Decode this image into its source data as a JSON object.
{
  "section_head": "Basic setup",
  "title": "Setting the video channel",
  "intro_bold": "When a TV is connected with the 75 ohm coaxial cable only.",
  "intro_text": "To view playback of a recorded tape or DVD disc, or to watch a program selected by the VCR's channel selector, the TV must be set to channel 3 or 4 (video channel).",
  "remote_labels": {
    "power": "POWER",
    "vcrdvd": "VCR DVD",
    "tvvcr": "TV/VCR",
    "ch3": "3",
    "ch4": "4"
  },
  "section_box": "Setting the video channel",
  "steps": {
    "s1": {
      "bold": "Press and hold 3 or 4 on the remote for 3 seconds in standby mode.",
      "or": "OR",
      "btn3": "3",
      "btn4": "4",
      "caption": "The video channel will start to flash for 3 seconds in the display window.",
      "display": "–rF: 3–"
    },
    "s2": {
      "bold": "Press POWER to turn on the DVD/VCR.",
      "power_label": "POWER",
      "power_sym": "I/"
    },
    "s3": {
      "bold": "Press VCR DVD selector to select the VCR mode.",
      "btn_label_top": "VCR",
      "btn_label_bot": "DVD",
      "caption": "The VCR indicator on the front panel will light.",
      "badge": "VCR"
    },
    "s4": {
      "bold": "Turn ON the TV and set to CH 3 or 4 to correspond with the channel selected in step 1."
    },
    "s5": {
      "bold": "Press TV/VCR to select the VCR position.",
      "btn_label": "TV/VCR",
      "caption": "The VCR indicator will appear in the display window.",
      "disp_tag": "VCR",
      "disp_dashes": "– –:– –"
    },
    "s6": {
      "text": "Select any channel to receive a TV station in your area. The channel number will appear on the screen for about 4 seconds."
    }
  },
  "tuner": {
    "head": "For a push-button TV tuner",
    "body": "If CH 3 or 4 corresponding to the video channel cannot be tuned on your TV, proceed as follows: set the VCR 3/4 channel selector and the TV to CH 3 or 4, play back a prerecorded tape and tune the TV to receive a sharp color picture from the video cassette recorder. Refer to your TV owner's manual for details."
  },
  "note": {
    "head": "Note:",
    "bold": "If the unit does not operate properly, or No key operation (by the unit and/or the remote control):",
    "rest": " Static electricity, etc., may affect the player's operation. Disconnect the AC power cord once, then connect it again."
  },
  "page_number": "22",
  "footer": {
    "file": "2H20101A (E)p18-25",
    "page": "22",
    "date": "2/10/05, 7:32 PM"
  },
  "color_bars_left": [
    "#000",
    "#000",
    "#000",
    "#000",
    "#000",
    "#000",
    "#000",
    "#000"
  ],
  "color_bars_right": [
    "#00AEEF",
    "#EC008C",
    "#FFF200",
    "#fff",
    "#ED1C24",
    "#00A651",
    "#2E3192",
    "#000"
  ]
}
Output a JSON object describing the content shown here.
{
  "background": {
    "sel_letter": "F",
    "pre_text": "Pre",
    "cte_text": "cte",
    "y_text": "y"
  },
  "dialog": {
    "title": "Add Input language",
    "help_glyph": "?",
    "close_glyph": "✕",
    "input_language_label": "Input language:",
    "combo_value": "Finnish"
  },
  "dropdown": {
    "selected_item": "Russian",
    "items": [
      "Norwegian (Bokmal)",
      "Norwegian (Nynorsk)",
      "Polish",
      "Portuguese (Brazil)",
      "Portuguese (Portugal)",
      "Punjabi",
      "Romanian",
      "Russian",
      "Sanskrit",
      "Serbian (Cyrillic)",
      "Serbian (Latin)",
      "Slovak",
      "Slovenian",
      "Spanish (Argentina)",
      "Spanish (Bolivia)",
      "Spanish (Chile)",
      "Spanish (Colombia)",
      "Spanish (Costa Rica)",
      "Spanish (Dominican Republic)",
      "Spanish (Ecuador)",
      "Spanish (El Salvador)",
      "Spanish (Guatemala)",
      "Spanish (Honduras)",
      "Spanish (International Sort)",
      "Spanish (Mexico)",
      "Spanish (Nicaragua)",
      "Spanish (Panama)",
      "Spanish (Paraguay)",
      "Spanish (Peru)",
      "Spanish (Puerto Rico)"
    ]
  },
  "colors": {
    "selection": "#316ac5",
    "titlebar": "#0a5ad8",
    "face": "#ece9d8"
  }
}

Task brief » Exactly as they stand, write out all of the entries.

Solution to this task »
Decode this image into its source data as a JSON object.
{
  "section_head": "Basic setup",
  "title": "Setting the video channel",
  "intro_bold": "When a TV is connected with the 75 ohm coaxial cable only.",
  "intro_text": "To view playback of a recorded tape or DVD disc, or to watch a program selected by the VCR's channel selector, the TV must be set to channel 3 or 4 (video channel).",
  "remote_labels": {
    "power": "POWER",
    "vcrdvd": "VCR DVD",
    "tvvcr": "TV/VCR",
    "ch3": "3",
    "ch4": "4"
  },
  "section_box": "Setting the video channel",
  "steps": {
    "s1": {
      "bold": "Press and hold 3 or 4 on the remote for 3 seconds in standby mode.",
      "or": "OR",
      "btn3": "3",
      "btn4": "4",
      "caption": "The video channel will start to flash for 3 seconds in the display window.",
      "display": "–rF: 3–"
    },
    "s2": {
      "bold": "Press POWER to turn on the DVD/VCR.",
      "power_label": "POWER",
      "power_sym": "I/"
    },
    "s3": {
      "bold": "Press VCR DVD selector to select the VCR mode.",
      "btn_label_top": "VCR",
      "btn_label_bot": "DVD",
      "caption": "The VCR indicator on the front panel will light.",
      "badge": "VCR"
    },
    "s4": {
      "bold": "Turn ON the TV and set to CH 3 or 4 to correspond with the channel selected in step 1."
    },
    "s5": {
      "bold": "Press TV/VCR to select the VCR position.",
      "btn_label": "TV/VCR",
      "caption": "The VCR indicator will appear in the display window.",
      "disp_tag": "VCR",
      "disp_dashes": "– –:– –"
    },
    "s6": {
      "text": "Select any channel to receive a TV station in your area. The channel number will appear on the screen for about 4 seconds."
    }
  },
  "tuner": {
    "head": "For a push-button TV tuner",
    "body": "If CH 3 or 4 corresponding to the video channel cannot be tuned on your TV, proceed as follows: set the VCR 3/4 channel selector and the TV to CH 3 or 4, play back a prerecorded tape and tune the TV to receive a sharp color picture from the video cassette recorder. Refer to your TV owner's manual for details."
  },
  "note": {
    "head": "Note:",
    "bold": "If the unit does not operate properly, or No key operation (by the unit and/or the remote control):",
    "rest": " Static electricity, etc., may affect the player's operation. Disconnect the AC power cord once, then connect it again."
  },
  "page_number": "22",
  "footer": {
    "file": "2H20101A (E)p18-25",
    "page": "22",
    "date": "2/10/05, 7:32 PM"
  },
  "color_bars_left": [
    "#000",
    "#000",
    "#000",
    "#000",
    "#000",
    "#000",
    "#000",
    "#000"
  ],
  "color_bars_right": [
    "#00AEEF",
    "#EC008C",
    "#FFF200",
    "#fff",
    "#ED1C24",
    "#00A651",
    "#2E3192",
    "#000"
  ]
}
Output a JSON object describing the content shown here.
{
  "background": {
    "sel_letter": "F",
    "pre_text": "Pre",
    "cte_text": "cte",
    "y_text": "y"
  },
  "dialog": {
    "title": "Add Input language",
    "help_glyph": "?",
    "close_glyph": "✕",
    "input_language_label": "Input language:",
    "combo_value": "Finnish"
  },
  "dropdown": {
    "selected_item": "Russian",
    "items": [
      "Norwegian (Bokmal)",
      "Norwegian (Nynorsk)",
      "Polish",
      "Portuguese (Brazil)",
      "Portuguese (Portugal)",
      "Punjabi",
      "Romanian",
      "Russian",
      "Sanskrit",
      "Serbian (Cyrillic)",
      "Serbian (Latin)",
      "Slovak",
      "Slovenian",
      "Spanish (Argentina)",
      "Spanish (Bolivia)",
      "Spanish (Chile)",
      "Spanish (Colombia)",
      "Spanish (Costa Rica)",
      "Spanish (Dominican Republic)",
      "Spanish (Ecuador)",
      "Spanish (El Salvador)",
      "Spanish (Guatemala)",
      "Spanish (Honduras)",
      "Spanish (International Sort)",
      "Spanish (Mexico)",
      "Spanish (Nicaragua)",
      "Spanish (Panama)",
      "Spanish (Paraguay)",
      "Spanish (Peru)",
      "Spanish (Puerto Rico)"
    ]
  },
  "colors": {
    "selection": "#316ac5",
    "titlebar": "#0a5ad8",
    "face": "#ece9d8"
  }
}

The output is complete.